World leaders and private donors on Thursday raised $4bn for a global six-year plan to fight polio, pledging close to three-quarters of the money needed to eradicate the crippling disease.
Canada and Britain were among the donor countries, pledging $250m and $462m respectively. A further $335m in funding was raised by private donors including Sheikh Mohamed bin Zayed, Crown Prince of Abu Dhabi, Saudi Arabia’s Prince Alwaleed bin Talal and Indonesian businessman Tahir.
Billionaire philanthropist Bill Gates said his foundation would commit $1.8b to support the six-year plan, which aims to wipe out polio from its last remaining strongholds in Pakistan, Afghanistan and Nigeria.
“After millennium battling polio, this plan puts us within sight of the endgame,” said Margaret Chan, director-general of the World Health Organisation. “We have new knowledge about the polioviruses, new technologies and new tactics to reach the most vulnerable communities.”
Polio is a virus that attacks the nervous system and can cause paralysis. It affects mainly children under the age of 5. As recently as 1988, the disease affected 125 countries worldwide, attacking 350,000 people each year.
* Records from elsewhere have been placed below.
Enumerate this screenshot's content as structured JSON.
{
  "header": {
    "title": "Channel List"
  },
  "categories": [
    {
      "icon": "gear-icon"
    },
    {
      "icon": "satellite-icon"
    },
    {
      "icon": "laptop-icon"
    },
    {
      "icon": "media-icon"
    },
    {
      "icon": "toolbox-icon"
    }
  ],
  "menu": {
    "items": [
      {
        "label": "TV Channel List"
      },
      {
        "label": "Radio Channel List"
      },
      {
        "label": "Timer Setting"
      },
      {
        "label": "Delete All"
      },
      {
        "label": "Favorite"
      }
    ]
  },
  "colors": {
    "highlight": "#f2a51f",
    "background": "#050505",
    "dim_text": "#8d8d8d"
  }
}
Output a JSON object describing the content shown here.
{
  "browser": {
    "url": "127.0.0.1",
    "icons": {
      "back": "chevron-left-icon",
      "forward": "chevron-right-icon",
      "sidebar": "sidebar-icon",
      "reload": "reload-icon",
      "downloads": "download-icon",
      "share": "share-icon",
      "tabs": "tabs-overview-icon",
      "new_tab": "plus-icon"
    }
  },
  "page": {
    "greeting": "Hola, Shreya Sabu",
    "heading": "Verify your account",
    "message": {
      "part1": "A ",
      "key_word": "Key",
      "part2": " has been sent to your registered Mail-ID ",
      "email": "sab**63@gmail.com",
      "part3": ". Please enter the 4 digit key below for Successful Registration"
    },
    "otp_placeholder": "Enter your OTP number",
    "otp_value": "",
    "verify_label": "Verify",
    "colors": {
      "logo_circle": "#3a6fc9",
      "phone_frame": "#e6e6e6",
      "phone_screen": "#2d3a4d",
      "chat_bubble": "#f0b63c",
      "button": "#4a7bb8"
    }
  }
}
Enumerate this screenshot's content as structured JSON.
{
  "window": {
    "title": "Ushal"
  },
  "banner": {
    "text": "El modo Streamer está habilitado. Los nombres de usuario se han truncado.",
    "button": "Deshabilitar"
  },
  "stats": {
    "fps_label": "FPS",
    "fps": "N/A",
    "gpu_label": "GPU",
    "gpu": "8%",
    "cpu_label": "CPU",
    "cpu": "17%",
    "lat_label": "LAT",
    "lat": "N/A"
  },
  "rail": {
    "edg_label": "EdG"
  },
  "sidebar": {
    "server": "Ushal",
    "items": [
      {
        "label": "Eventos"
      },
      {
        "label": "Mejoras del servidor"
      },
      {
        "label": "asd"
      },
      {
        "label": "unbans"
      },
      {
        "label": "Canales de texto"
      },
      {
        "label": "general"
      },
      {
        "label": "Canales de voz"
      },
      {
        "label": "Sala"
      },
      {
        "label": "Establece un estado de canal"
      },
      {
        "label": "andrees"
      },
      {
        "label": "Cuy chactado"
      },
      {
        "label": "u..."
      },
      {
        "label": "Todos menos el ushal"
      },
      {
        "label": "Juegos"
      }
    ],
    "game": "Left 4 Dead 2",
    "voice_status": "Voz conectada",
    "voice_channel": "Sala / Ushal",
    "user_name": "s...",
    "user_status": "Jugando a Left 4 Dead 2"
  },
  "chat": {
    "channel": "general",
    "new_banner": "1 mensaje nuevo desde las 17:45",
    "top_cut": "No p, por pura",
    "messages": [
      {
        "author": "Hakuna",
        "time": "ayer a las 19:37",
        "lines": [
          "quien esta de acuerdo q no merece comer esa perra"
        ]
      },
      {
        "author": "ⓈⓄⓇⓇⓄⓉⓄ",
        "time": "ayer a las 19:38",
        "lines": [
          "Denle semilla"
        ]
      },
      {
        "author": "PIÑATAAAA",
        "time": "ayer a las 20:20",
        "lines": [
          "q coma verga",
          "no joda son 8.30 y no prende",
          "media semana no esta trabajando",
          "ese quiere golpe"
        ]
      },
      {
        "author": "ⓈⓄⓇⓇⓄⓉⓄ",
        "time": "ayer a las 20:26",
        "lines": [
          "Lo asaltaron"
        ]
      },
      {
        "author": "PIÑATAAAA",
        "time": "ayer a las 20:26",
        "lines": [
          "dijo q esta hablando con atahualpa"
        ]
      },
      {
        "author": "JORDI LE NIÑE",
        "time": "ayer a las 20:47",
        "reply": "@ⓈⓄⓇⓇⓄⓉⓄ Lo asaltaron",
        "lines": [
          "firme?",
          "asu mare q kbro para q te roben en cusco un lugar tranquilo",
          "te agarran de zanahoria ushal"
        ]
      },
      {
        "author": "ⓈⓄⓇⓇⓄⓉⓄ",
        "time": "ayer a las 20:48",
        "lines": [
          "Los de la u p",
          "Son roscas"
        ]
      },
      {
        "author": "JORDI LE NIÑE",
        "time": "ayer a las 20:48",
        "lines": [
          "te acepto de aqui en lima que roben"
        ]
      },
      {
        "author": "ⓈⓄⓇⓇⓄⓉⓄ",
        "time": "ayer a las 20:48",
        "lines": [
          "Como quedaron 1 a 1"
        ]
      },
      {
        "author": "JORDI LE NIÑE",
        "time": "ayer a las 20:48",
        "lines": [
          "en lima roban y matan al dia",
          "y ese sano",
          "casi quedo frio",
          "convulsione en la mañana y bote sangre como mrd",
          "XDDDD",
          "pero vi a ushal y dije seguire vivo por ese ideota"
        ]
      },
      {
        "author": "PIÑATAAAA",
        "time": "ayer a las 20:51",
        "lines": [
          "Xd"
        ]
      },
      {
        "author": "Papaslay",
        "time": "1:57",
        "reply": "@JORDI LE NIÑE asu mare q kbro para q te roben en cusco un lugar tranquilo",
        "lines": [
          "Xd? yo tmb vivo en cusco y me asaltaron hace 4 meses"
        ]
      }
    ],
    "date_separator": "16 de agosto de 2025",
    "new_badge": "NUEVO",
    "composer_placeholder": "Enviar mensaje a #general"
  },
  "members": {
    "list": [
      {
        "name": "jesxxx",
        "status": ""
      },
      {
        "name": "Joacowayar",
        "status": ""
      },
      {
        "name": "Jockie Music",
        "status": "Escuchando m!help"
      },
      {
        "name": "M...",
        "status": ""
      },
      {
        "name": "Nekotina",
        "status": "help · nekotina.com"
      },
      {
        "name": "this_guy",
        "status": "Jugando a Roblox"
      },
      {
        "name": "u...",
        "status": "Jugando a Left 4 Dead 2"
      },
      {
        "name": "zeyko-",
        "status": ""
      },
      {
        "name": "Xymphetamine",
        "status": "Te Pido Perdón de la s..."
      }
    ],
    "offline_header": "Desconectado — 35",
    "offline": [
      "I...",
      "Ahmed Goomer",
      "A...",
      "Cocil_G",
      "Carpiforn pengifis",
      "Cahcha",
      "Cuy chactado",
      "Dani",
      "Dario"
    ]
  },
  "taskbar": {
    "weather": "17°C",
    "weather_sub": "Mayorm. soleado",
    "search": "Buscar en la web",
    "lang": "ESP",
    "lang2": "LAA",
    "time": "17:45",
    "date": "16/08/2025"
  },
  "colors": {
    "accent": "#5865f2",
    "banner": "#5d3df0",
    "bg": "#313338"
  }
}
Today, the virus has been beaten back into just three: Afghanistan, Pakistan and Nigeria.
The number of polio cases has been reduced by 99 percent in the past two decades and the disease is now close to being only the second in history – after smallpox - to be wiped out.
GPEI calculates that eradicating polio could save the global economy between $40bn and $50bn in reduced treatment costs and improved productivity.
GPEI's six-year plan was unveiled at the Global Vaccine summit, a meeting of global leaders, health experts and business chiefs in Abu Dhabi. It builds on lessons learned from eradicating polio in India, particularly in delivering vaccines to children in rural and tribal areas.
“Ending polio will not only be a historic feat for humanity, but also a huge part of our efforts to reach every hard-to-reach child with a range of live-saving vaccines,” said Anthony Lake, chief executive of Unicef.
Other countries to commit funds include Nigeria, which pledged to commit $30m to its own efforts to eradicate polio. Norway is also expected to add a further $240m to the pot.